Estate Planning Isn’t Just For The Elderly

Happy, smiling couple in their sixties.

My loved one needs help. Can I appoint a Guardian?

On Behalf of | Dec 11, 2015 | Guardianships

Article 81 is a Guardianship law in New York. It is known as the “Mental Hygiene Law,” which allows the State to select a Guardian to help protect and handle the financial or personal dealings of an individual who is unable to do so as a result of an incapacity. Generally, an incapacitated individual is one who is incapable of taking care of his or her own needs. Such persons need support from others, as they cannot manage important aspects of their lives.

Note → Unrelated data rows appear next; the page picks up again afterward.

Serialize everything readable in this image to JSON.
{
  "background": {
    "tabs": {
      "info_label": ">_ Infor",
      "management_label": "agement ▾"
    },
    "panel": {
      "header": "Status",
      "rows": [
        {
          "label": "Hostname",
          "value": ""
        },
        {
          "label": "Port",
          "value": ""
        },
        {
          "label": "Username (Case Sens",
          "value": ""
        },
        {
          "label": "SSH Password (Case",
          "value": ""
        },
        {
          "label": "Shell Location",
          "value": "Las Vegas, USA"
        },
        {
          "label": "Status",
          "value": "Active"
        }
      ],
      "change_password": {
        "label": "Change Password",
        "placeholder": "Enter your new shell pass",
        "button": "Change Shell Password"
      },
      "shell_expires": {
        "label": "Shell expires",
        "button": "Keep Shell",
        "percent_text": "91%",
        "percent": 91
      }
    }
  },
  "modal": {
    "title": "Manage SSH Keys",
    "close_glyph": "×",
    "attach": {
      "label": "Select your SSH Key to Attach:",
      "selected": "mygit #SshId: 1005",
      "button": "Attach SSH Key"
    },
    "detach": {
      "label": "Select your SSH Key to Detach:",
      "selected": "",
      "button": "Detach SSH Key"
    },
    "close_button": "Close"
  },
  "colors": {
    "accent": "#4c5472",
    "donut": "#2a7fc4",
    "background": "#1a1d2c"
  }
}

For instance, let’s say that a valid Power of Attorney was not executed when a person, now incapacitated, had mental capacity. The person no longer has the ability to take care of things, make decisions and administer life affairs. In this type of situation, an Article 81 Guardianship could be a great option.

Guardian powers

It is important to recognize that not every Article 81 Guardian is granted the same level of control. The court specifically defines Guardianship orders; the granted responsibilities must be those that tend to the needs of the debilitated individual. For instance, a struggling person may not be capable of paying bills, but he or she may be able to make important medical choices. In such a case, a court would employ a Guardian with duties limited to monetary supervision.

In general, an Article 81 Guardian can have several responsibilities. As mentioned, the duties depend on what the incapacitated individual needs. The most frequent proceeding is one brought as a result a person’s inability to manage expenses. A Guardian can assist with this problem by securing the right to make payments, gather assets, create investments and more — anything deemed appropriate for the disabled person.

However, note that a Guardian is not just someone who pays the bills. There are many other Guardianship powers, including the following, which can help support the person in need:

  • The power to thwart self-neglect
  • The power to stop physical abuse
  • The power to stop financial abuse
  • The ability to engage in Medicaid planning
  • The right to control tax planning

If you have a loved one who may need extra assistance, Article 81 Guardianship could be helpful. Want to know more about the Guardianship program? Speak with an estate planning or elder law attorney in your area. A lawyer can tell you who can be a Guardian and detail the duties and responsibilities under Article 81.